The company recently signed a deal with software and map maker Webraska, adding the final pieces of content needed to start its onslaught into the wireless Location Based Services (LBS) market, a $20 billion industry that is the latest scorching-hot sector in the wireless arena.
LBS technology begins with a basic idea that with an embedded chip, anything or anyone can be located anytime. Companies are already using it, for example, to locate a car that needs service. Various forecasts say the LBS market will top $20 billion in 2005, and LBS will amount to 10 percent of the $1.8 trillion transactions made wirelessly.
IBM's deal with France-based Webraska, unveiled at the GSM World Conference in Cannes, France, should help speed up the expected launch of several Big Blue items to telecom companies and automakers, said Val Rahmani, general manager of IBM's wireless division.

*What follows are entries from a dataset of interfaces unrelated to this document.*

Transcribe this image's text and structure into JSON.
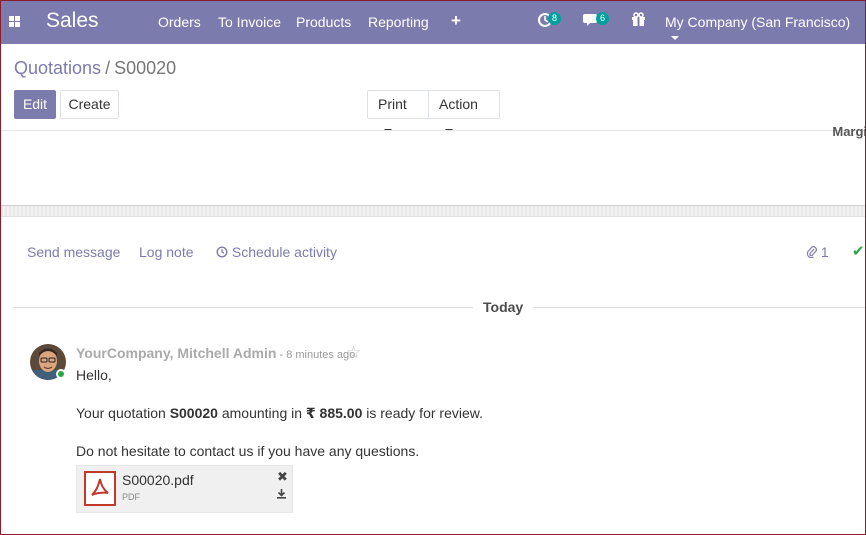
{
  "navbar": {
    "brand": "Sales",
    "menu": [
      "Orders",
      "To Invoice",
      "Products",
      "Reporting"
    ],
    "activity_count": "8",
    "message_count": "6",
    "company": "My Company (San Francisco)"
  },
  "breadcrumb": {
    "parent": "Quotations",
    "separator": "/",
    "current": "S00020"
  },
  "controls": {
    "edit": "Edit",
    "create": "Create",
    "print": "Print",
    "action": "Action"
  },
  "sheet": {
    "margin_label": "Margin"
  },
  "chatter": {
    "send_message": "Send message",
    "log_note": "Log note",
    "schedule_activity": "Schedule activity",
    "attachment_count": "1",
    "date_separator": "Today"
  },
  "message": {
    "author": "YourCompany, Mitchell Admin",
    "time": " - 8 minutes ago",
    "greeting": "Hello,",
    "body_prefix": "Your quotation ",
    "order_ref": "S00020",
    "body_mid": " amounting in ",
    "amount": "₹ 885.00",
    "body_suffix": " is ready for review.",
    "closing": "Do not hesitate to contact us if you have any questions.",
    "attachment": {
      "name": "S00020.pdf",
      "type": "PDF"
    }
  },
  "colors": {
    "brand": "#7c7bad",
    "badge": "#00a09d",
    "online": "#28a745"
  }
}
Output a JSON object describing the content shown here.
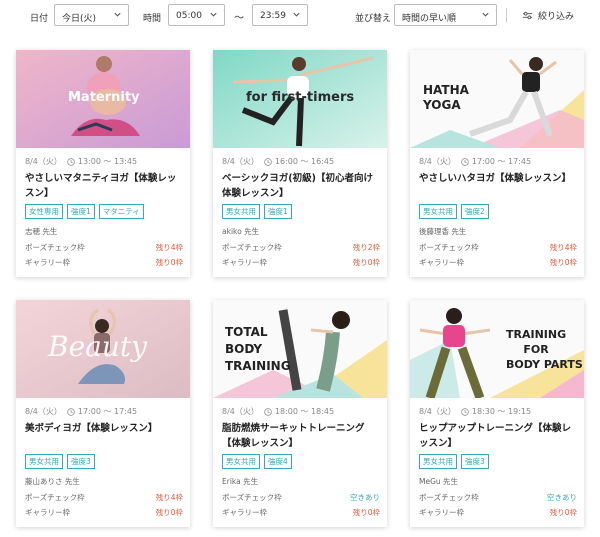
{
  "filters": {
    "date_label": "日付",
    "date_value": "今日(火)",
    "time_label": "時間",
    "time_from": "05:00",
    "time_separator": "〜",
    "time_to": "23:59",
    "sort_label": "並び替え",
    "sort_value": "時間の早い順",
    "refine_label": "絞り込み"
  },
  "cards": [
    {
      "image_text": "Maternity",
      "date": "8/4（火）",
      "time": "13:00 〜 13:45",
      "title": "やさしいマタニティヨガ【体験レッスン】",
      "tags": [
        "女性専用",
        "強度1",
        "マタニティ"
      ],
      "teacher": "志穂 先生",
      "slots": [
        {
          "label": "ポーズチェック枠",
          "status": "残り4枠"
        },
        {
          "label": "ギャラリー枠",
          "status": "残り0枠"
        }
      ]
    },
    {
      "image_text": "for first-timers",
      "date": "8/4（火）",
      "time": "16:00 〜 16:45",
      "title": "ベーシックヨガ(初級)【初心者向け体験レッスン】",
      "tags": [
        "男女共用",
        "強度1"
      ],
      "teacher": "akiko 先生",
      "slots": [
        {
          "label": "ポーズチェック枠",
          "status": "残り2枠"
        },
        {
          "label": "ギャラリー枠",
          "status": "残り0枠"
        }
      ]
    },
    {
      "image_text_lines": [
        "HATHA",
        "YOGA"
      ],
      "date": "8/4（火）",
      "time": "17:00 〜 17:45",
      "title": "やさしいハタヨガ【体験レッスン】",
      "tags": [
        "男女共用",
        "強度2"
      ],
      "teacher": "後藤理香 先生",
      "slots": [
        {
          "label": "ポーズチェック枠",
          "status": "残り4枠"
        },
        {
          "label": "ギャラリー枠",
          "status": "残り0枠"
        }
      ]
    },
    {
      "image_text": "Beauty",
      "date": "8/4（火）",
      "time": "17:00 〜 17:45",
      "title": "美ボディヨガ【体験レッスン】",
      "tags": [
        "男女共用",
        "強度3"
      ],
      "teacher": "藤山ありさ 先生",
      "slots": [
        {
          "label": "ポーズチェック枠",
          "status": "残り4枠"
        },
        {
          "label": "ギャラリー枠",
          "status": "残り0枠"
        }
      ]
    },
    {
      "image_text_lines": [
        "TOTAL",
        "BODY",
        "TRAINING"
      ],
      "date": "8/4（火）",
      "time": "18:00 〜 18:45",
      "title": "脂肪燃焼サーキットトレーニング【体験レッスン】",
      "tags": [
        "男女共用",
        "強度4"
      ],
      "teacher": "Erika 先生",
      "slots": [
        {
          "label": "ポーズチェック枠",
          "status": "空きあり"
        },
        {
          "label": "ギャラリー枠",
          "status": "残り0枠"
        }
      ]
    },
    {
      "image_text_lines": [
        "TRAINING",
        "FOR",
        "BODY PARTS"
      ],
      "date": "8/4（火）",
      "time": "18:30 〜 19:15",
      "title": "ヒップアップトレーニング【体験レッスン】",
      "tags": [
        "男女共用",
        "強度3"
      ],
      "teacher": "MeGu 先生",
      "slots": [
        {
          "label": "ポーズチェック枠",
          "status": "空きあり"
        },
        {
          "label": "ギャラリー枠",
          "status": "残り0枠"
        }
      ]
    }
  ],
  "colors": {
    "accent": "#3aa7b5",
    "remaining": "#e05a3a",
    "available": "#3aa7b5"
  }
}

It's also putting IBM (ibm) into the middle of a fierce battle for business. Providers have been shelling out billions for new mobile frequencies and to build the infrastructure for third-generation mobile phones expected to hit the market this year. Now they need to make up for the spending spree and simultaneously find new ways to make cash now that mobile phone sales are slipping.
The focus, analysts say, has shifted to LBS. There are a few LBS systems in place already, mainly in Sweden and the United Kingdom, with North America lagging well behind.
But that doesn't mean there is nobody in the business of making LBS systems. IBM's competitors include software maker Autodesk, which said it plans to spend $30 billion to make LBS systems. It's won customers such as Palm and Italian carmaker Fiat.
Cambridge Positioning Systems and software maker SignalSoft are promoting their wireless location technologies for carriers using the GSM (Global System for Mobile Communications) standard.
There is also U.S.-based Airflash, which is already working on the Orange Telecom system in Europe. One service the company offers is a form of instant messaging that will be sent to friends only within a certain area of a specific location.
Still a player
Most of these companies will have been in business at least a year before IBM's planned launch of its own set of LBS services. But Rahmani denies that IBM is late to the game.
"We weren't really on the sidelines," she said. "We've been talking about this for a long time. We'll see these things happen very fast."
Analysts say IBM is moving in the right direction with its new push, but should be wary of the same type of money-gushing forecasts for LBS that helped dampen the wireless sector with unreachable expectations.
In addition, Keith Waryas of market researcher IDC said telephone companies may not be as willing to work with other companies, especially those asking to provide the locations of its customers.
"Telcos aren't that willing to give up that information," he said.
As part of the IBM deal, Webraska's wireless navigation software will become part of IBM's hardware for its e-Server Pseries, which IBM says is the all-time best-selling high-end server. It will also become part of IBM's middleware baubles.
Beaming travel directions to a car, or letting people find out where the nearest Burger King is, are just two of the more obvious services IBM plans to offer mainly to ISPs to sell to their customers, Rahmani said.
IBM is also working with automaker Citron, which has already begun embedding some of its cars with IBM hardware.
Also in the works is embedded hardware in a wearable device that can monitor someone's pulse and other health indicators, then alert medics of a person's location and needs if an emergency occurs, she said.
Tracking parcels using an embedded chip is another of the services IBM has plans to offer. With this technology, "you can find out where a package is at any time, even if it's a gift that ended up in the garbage," she said.
Companies like Federal Express use the same type of inventory tracking, but without embedding chips. Instead, the packages are tracked by a bar code on the address labels that have to be read at service centers.